‘I came to a college of hotel management as a supply teacher after the year had begun and I was catapulted into endless meetings of the class council, without anything to help me sort out names, faces and backgrounds. What I found in the college was not very encouraging. It was difficult, my colleagues said, to motivate and teach the students, especially in the younger classes. I had to forget the rich and fascinating experience I’d had the previous year with High School students and change my whole approach and teaching methods. I began an exciting adventure that immediately forced me to put myself on the line and accept the challenge.
‘I am a nun. This not only shocked my students, but it made them ask thousands of questions. I didn’t let tough comments or jokes put me off my stride. So, I found myself sharing with them something about my life, my vocation, my reason for going into teaching. The first step was to begin forming a relationship, to start doing things together. Bit by bit, we became more open with one another and I began to put questions to the young people. I didn’t start with philosophical issues, but with everyday things that demand some kind of meaning: why should I get up in the morning, why should I study, be realistic, love, suffer…?
Are we aware of what we’re living? This question struck the students like lightning and made them all pull a face somewhere between laughter and pain. Having punctured a hole in their apathy, I pressed on: what is the value of the human person, individual responsibility, the search for God in people and in history? One of them, surprised that the class was listening, joked that ‘Some of us have started thinking!’ Then, with one of my colleagues, we began to build up mutual respect and she and I worked together on the basis of our subjects. We looked out bits of literature or poetry that talk about the longing for real happiness…
The students responded. They felt they were being taken seriously. They got involved with the lessons. To explain the religious sense, I suggested pieces of music that express how people feel in front of the question of meaning. Following the lyrics, the young people were faced with Bob Dylan’s ‘suspension of disbelief’, Guccini’s ‘scepticism’, Bono from U2’s ‘I still haven’t found what I’m looking for’, and I asked them: ‘Where are you in all this?’ One of them put up his hand: ‘I write poetry. Would you like to hear something I’ve written?’ A friend of his accompanied him and, doing a rap, he told the painful story of the death of a school friend. It was heartfelt: what is the human response to suffering, to finitude, to death? Recalling John Paul II, I suggested looking at his reflections during the Jubilee Celebrations for Artists. Replying to Dylan he had said that the answer was not blowing in the wind. Someone had claimed to be the answer: Jesus Christ. And this was the beginning of an understanding of Christ.

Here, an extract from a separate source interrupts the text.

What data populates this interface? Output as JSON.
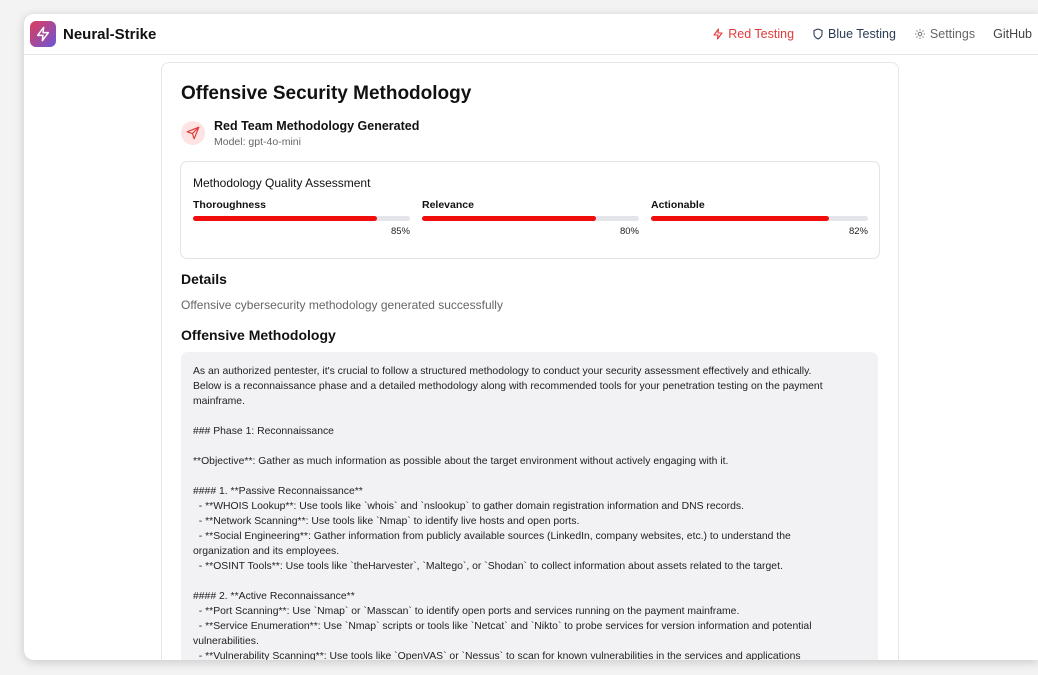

We are always finding that it’s not true that young people are indifferent to beauty and to truth. Many have first hand experience of tough times and possibly for this very reason they are more sensitive to the search for truth, for what is right, for the good, and to someone who cares about what will happen to them.
One thing I’ve learnt from those who have shown me their passion for education (among them is my founder, Nicola Barrè) is this: you educate to extent that you let the other educate you.
But I feel it is necessary everyday to preserve one’s initial wonder, not losing a sense of curiosity and the desire for fresh adventure every morning we begin in class.
Preparing my lessons I’m strive not to leave anything untried in the attempt to meet the each person as a person and to transmit this message: ‘I’m happy you exist! Thanks for joining me on the way!’
Sr Marina Motta